→ Problem description: When writing out the listing below, reproduce every word exactly and skip the pictures.

→ Dataset content:

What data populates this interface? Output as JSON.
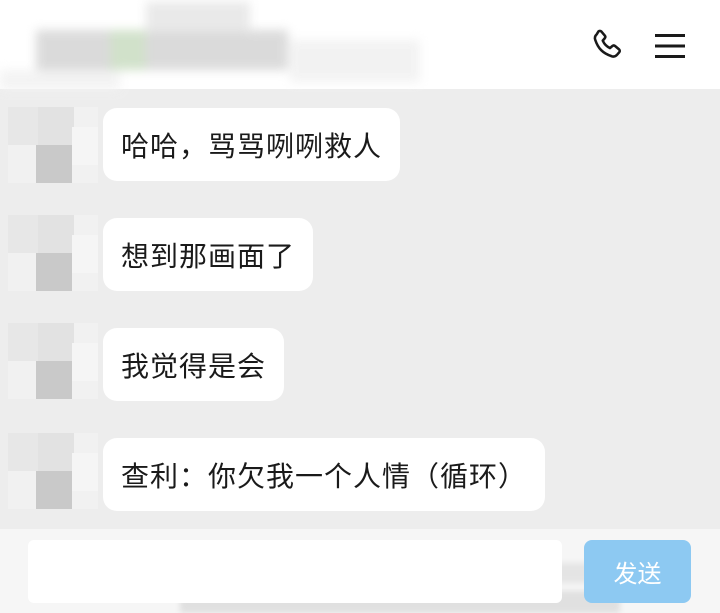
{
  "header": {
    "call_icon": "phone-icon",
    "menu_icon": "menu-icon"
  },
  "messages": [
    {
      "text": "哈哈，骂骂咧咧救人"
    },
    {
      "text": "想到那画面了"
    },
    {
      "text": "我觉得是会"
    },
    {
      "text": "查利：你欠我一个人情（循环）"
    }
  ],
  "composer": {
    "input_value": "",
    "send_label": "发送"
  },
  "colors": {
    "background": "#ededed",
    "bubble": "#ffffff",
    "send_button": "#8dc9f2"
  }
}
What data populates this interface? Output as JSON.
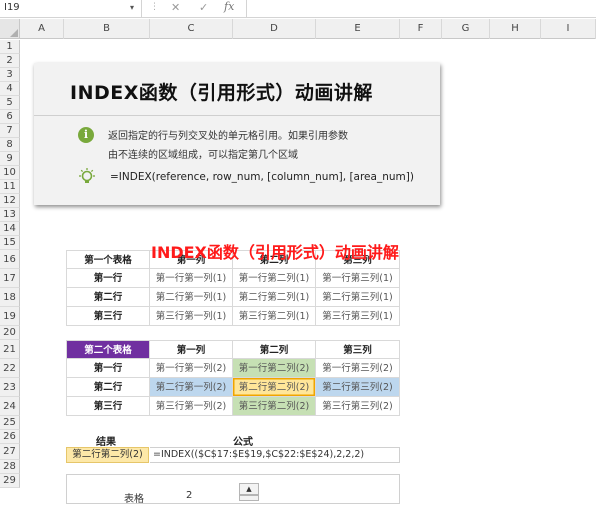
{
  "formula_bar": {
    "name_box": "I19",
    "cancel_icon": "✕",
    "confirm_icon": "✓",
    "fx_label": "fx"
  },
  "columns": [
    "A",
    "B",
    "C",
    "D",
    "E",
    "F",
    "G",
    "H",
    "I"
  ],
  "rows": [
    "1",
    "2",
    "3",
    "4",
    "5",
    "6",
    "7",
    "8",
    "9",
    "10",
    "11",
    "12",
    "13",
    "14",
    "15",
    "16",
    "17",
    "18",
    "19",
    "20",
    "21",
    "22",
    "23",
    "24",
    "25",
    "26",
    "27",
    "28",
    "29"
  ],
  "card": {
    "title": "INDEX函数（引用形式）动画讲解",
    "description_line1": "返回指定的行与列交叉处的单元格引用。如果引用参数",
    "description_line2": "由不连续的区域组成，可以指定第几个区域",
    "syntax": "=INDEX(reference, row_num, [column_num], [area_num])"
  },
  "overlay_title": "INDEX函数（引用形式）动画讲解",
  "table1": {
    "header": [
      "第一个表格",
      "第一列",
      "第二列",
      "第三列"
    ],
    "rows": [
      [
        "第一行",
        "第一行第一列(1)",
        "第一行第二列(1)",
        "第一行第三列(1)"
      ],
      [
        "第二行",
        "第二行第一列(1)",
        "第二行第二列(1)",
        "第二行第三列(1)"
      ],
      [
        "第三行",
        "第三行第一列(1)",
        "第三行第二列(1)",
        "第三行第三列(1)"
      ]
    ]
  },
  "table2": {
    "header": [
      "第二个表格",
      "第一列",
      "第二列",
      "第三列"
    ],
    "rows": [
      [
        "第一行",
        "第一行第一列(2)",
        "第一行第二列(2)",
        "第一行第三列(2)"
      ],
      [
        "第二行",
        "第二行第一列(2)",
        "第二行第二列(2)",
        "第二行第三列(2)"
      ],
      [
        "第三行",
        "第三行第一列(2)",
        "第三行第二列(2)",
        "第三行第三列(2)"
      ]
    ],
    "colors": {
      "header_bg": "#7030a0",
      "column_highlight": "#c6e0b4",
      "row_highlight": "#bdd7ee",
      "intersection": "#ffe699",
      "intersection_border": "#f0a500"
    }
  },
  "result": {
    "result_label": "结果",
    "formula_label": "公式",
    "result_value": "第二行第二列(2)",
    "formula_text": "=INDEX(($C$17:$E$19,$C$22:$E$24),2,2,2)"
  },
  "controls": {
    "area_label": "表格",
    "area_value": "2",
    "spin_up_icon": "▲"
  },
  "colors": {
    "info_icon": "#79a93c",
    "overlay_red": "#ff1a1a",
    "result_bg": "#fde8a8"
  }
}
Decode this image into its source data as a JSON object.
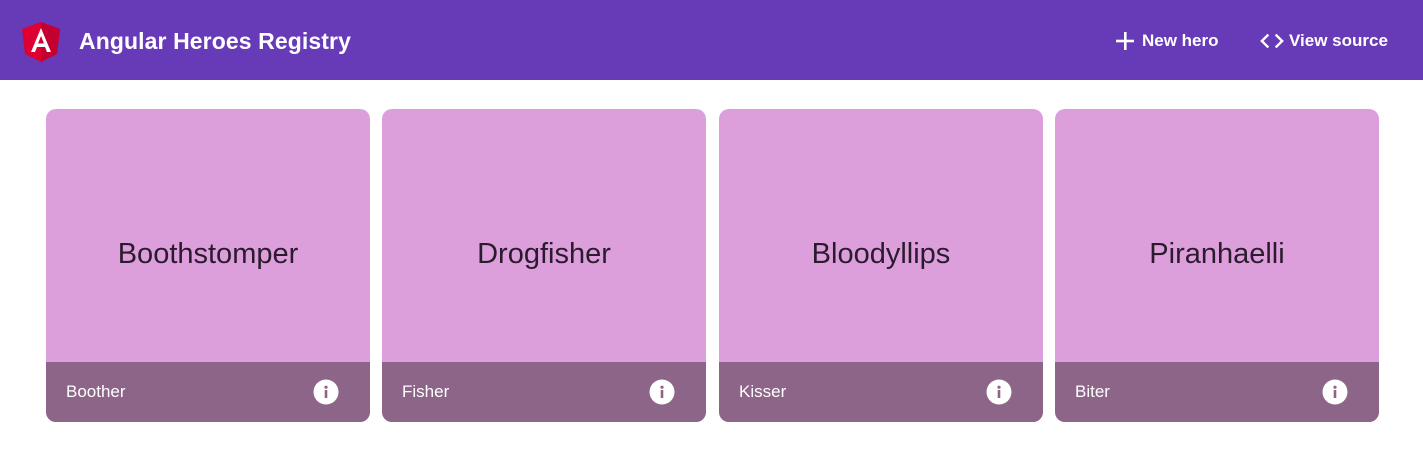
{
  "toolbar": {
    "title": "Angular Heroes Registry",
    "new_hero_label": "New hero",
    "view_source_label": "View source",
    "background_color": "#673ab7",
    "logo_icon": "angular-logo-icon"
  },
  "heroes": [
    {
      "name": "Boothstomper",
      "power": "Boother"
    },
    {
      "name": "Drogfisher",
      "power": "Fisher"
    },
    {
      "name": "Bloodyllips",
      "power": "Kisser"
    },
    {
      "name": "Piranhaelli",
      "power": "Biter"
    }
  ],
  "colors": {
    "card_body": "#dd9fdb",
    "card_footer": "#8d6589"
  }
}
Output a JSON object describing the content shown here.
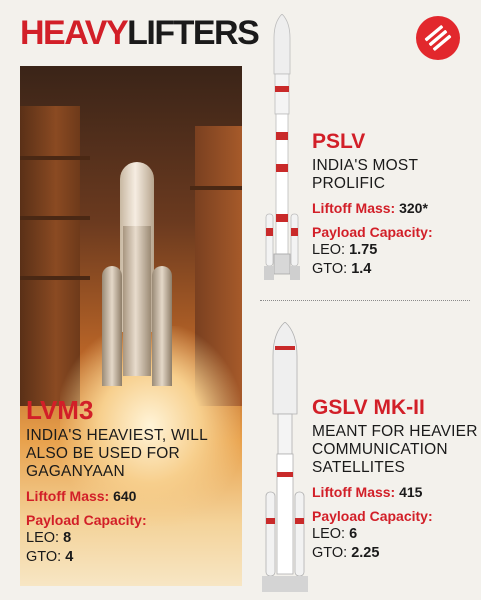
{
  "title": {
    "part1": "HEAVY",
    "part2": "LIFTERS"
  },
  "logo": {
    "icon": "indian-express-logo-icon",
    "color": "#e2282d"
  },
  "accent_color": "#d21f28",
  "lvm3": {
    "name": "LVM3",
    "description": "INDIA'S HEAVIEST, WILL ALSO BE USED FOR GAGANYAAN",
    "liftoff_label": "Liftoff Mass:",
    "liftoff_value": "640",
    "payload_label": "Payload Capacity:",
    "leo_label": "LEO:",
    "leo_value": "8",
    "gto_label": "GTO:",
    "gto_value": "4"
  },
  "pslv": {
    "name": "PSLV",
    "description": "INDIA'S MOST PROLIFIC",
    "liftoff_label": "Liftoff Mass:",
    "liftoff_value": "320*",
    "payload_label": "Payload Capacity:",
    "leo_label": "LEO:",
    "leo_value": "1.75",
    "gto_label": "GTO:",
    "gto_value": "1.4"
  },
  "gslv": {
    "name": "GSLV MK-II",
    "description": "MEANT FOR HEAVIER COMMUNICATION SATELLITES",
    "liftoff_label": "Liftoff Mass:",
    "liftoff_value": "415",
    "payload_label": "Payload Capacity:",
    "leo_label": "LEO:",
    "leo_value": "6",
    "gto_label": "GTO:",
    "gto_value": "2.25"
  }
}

→ Result below:
What data populates this interface? Output as JSON.
{
  "header": {
    "call_icon": "phone-icon",
    "menu_icon": "menu-icon"
  },
  "messages": [
    {
      "text": "哈哈，骂骂咧咧救人"
    },
    {
      "text": "想到那画面了"
    },
    {
      "text": "我觉得是会"
    },
    {
      "text": "查利：你欠我一个人情（循环）"
    }
  ],
  "composer": {
    "input_value": "",
    "send_label": "发送"
  },
  "colors": {
    "background": "#ededed",
    "bubble": "#ffffff",
    "send_button": "#8dc9f2"
  }
}
What data populates this interface? Output as JSON.
{
  "formula_bar": {
    "name_box": "I19",
    "cancel_icon": "✕",
    "confirm_icon": "✓",
    "fx_label": "fx"
  },
  "columns": [
    "A",
    "B",
    "C",
    "D",
    "E",
    "F",
    "G",
    "H",
    "I"
  ],
  "rows": [
    "1",
    "2",
    "3",
    "4",
    "5",
    "6",
    "7",
    "8",
    "9",
    "10",
    "11",
    "12",
    "13",
    "14",
    "15",
    "16",
    "17",
    "18",
    "19",
    "20",
    "21",
    "22",
    "23",
    "24",
    "25",
    "26",
    "27",
    "28",
    "29"
  ],
  "card": {
    "title": "INDEX函数（引用形式）动画讲解",
    "description_line1": "返回指定的行与列交叉处的单元格引用。如果引用参数",
    "description_line2": "由不连续的区域组成，可以指定第几个区域",
    "syntax": "=INDEX(reference, row_num, [column_num], [area_num])"
  },
  "overlay_title": "INDEX函数（引用形式）动画讲解",
  "table1": {
    "header": [
      "第一个表格",
      "第一列",
      "第二列",
      "第三列"
    ],
    "rows": [
      [
        "第一行",
        "第一行第一列(1)",
        "第一行第二列(1)",
        "第一行第三列(1)"
      ],
      [
        "第二行",
        "第二行第一列(1)",
        "第二行第二列(1)",
        "第二行第三列(1)"
      ],
      [
        "第三行",
        "第三行第一列(1)",
        "第三行第二列(1)",
        "第三行第三列(1)"
      ]
    ]
  },
  "table2": {
    "header": [
      "第二个表格",
      "第一列",
      "第二列",
      "第三列"
    ],
    "rows": [
      [
        "第一行",
        "第一行第一列(2)",
        "第一行第二列(2)",
        "第一行第三列(2)"
      ],
      [
        "第二行",
        "第二行第一列(2)",
        "第二行第二列(2)",
        "第二行第三列(2)"
      ],
      [
        "第三行",
        "第三行第一列(2)",
        "第三行第二列(2)",
        "第三行第三列(2)"
      ]
    ],
    "colors": {
      "header_bg": "#7030a0",
      "column_highlight": "#c6e0b4",
      "row_highlight": "#bdd7ee",
      "intersection": "#ffe699",
      "intersection_border": "#f0a500"
    }
  },
  "result": {
    "result_label": "结果",
    "formula_label": "公式",
    "result_value": "第二行第二列(2)",
    "formula_text": "=INDEX(($C$17:$E$19,$C$22:$E$24),2,2,2)"
  },
  "controls": {
    "area_label": "表格",
    "area_value": "2",
    "spin_up_icon": "▲"
  },
  "colors": {
    "info_icon": "#79a93c",
    "overlay_red": "#ff1a1a",
    "result_bg": "#fde8a8"
  }
}
Decode this image into its source data as a JSON object.
{
  "toolbar": {
    "title": "Angular Heroes Registry",
    "new_hero_label": "New hero",
    "view_source_label": "View source",
    "background_color": "#673ab7",
    "logo_icon": "angular-logo-icon"
  },
  "heroes": [
    {
      "name": "Boothstomper",
      "power": "Boother"
    },
    {
      "name": "Drogfisher",
      "power": "Fisher"
    },
    {
      "name": "Bloodyllips",
      "power": "Kisser"
    },
    {
      "name": "Piranhaelli",
      "power": "Biter"
    }
  ],
  "colors": {
    "card_body": "#dd9fdb",
    "card_footer": "#8d6589"
  }
}
Output a JSON object describing the content shown here.
{
  "title": {
    "part1": "HEAVY",
    "part2": "LIFTERS"
  },
  "logo": {
    "icon": "indian-express-logo-icon",
    "color": "#e2282d"
  },
  "accent_color": "#d21f28",
  "lvm3": {
    "name": "LVM3",
    "description": "INDIA'S HEAVIEST, WILL ALSO BE USED FOR GAGANYAAN",
    "liftoff_label": "Liftoff Mass:",
    "liftoff_value": "640",
    "payload_label": "Payload Capacity:",
    "leo_label": "LEO:",
    "leo_value": "8",
    "gto_label": "GTO:",
    "gto_value": "4"
  },
  "pslv": {
    "name": "PSLV",
    "description": "INDIA'S MOST PROLIFIC",
    "liftoff_label": "Liftoff Mass:",
    "liftoff_value": "320*",
    "payload_label": "Payload Capacity:",
    "leo_label": "LEO:",
    "leo_value": "1.75",
    "gto_label": "GTO:",
    "gto_value": "1.4"
  },
  "gslv": {
    "name": "GSLV MK-II",
    "description": "MEANT FOR HEAVIER COMMUNICATION SATELLITES",
    "liftoff_label": "Liftoff Mass:",
    "liftoff_value": "415",
    "payload_label": "Payload Capacity:",
    "leo_label": "LEO:",
    "leo_value": "6",
    "gto_label": "GTO:",
    "gto_value": "2.25"
  }
}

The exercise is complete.